Childhood Obesity Can Start in the Womb
By: Kristen L. Miller, MS
We are facing in epidemic of childhood obesity here in the US. Obesity in children has increased from 5% in the 1960’s to 17% currently (Ogden et al., 2006). There are many factors that may contribute to childhood obesity, such as diet, sedentary lifestyle and role models, all postnatal issues. However, growing research points to the prenatal environment as the one most closely associated with childhood obesity.
The Institute of Medicine has recommended weight gain guidelines for pregnant women based on pre-pregnancy BMI. It appears that women who gain more than the recommended weight may predispose their kids to childhood obesity (Rasmussen K. and Yaktine, A, 2009). This holds true regardless of pre-pregnancy weight classification. Women who have normal pre-pregnancy BMI values are just as likely to have overweight children as women who are overweight or obese before conception.

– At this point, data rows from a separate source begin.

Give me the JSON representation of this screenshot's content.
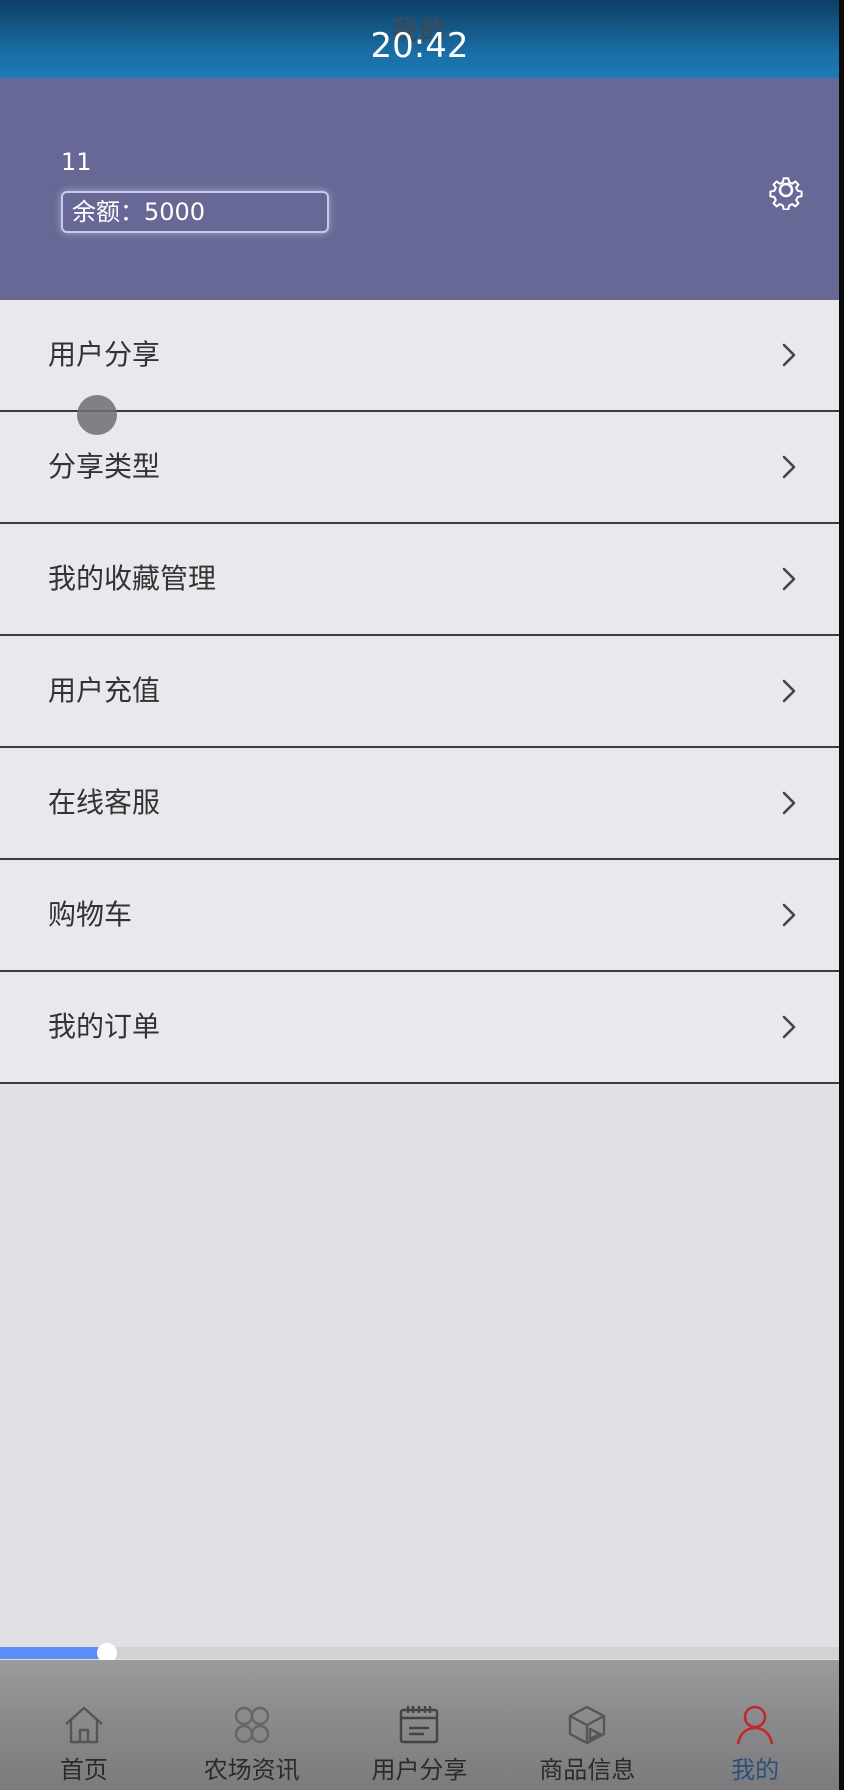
{
  "header": {
    "title": "我的",
    "clock": "20:42"
  },
  "profile": {
    "username": "11",
    "balance": "余额：5000"
  },
  "menu": {
    "items": [
      {
        "label": "用户分享"
      },
      {
        "label": "分享类型"
      },
      {
        "label": "我的收藏管理"
      },
      {
        "label": "用户充值"
      },
      {
        "label": "在线客服"
      },
      {
        "label": "购物车"
      },
      {
        "label": "我的订单"
      }
    ]
  },
  "video": {
    "progress": 0.127
  },
  "tabbar": {
    "tabs": [
      {
        "label": "首页",
        "icon": "home-icon"
      },
      {
        "label": "农场资讯",
        "icon": "grid-icon"
      },
      {
        "label": "用户分享",
        "icon": "calendar-icon"
      },
      {
        "label": "商品信息",
        "icon": "box-icon"
      },
      {
        "label": "我的",
        "icon": "user-icon",
        "active": true
      }
    ]
  },
  "colors": {
    "header": "#1a6fa6",
    "profile_bg": "#686896",
    "menu_bg": "#eae8ec",
    "active_tab": "#c0282d",
    "seek_fill": "#5b8ff5"
  }
}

The main culprit is thought to be blood sugar, which is often elevated in women who gain too much weight during pregnancy, whether or not they develop gestational diabetes. Glucose passes through the placenta, but insulin does not, therefore, when fetal blood sugar is elevated the fetal pancreas must secrete more insulin to normalize blood sugar levels. Insulin is a growth factor, thus, elevated fetal insulin causes the fetus to grow larger. The elevated insulin may also lead to increased appetite and weight gain in childhood.
The most important steps a pregnant woman can take to avoid this dilemma are to optimize nutrition and exercise regularly during pregnancy. The goal is to exercise at an intensity of at least 60% of heart rate reserve (Max HR- Resting HR) for at least 30:00 on most days of the week. This may be contrary to what pregnant women were told just a few years ago. Current research and the American College of Obstetricians and Gynecologists (ACOG) support these guidelines as well (Zavorsky and Longo, 2011a).
Great effort is being taken to change the nutrition and activity behaviors of children. Parents, especially mothers, can help by optimizing maternal health through good nutrition and exercise. Mothers have the power to shape the future of their child’s health before they are even born!
Ogden, C.L. et al. (2006). Prevalence of overweight and obesity in the United States, 1999−2004. Journal of the American Medical Association, 295, 13, 1549−1555.
Rasmussen K. and Yaktine, A. (2009). Weight Gain During Pregnancy: Reexamining the Guidelines. Washington, D.C.: Institute of Medicine
Zavorsky, G.S. and Longo, L.D. (2011a). Exercise guidelines in pregnancy: New perspectives. Sports Medicine, 41, 5, 345−360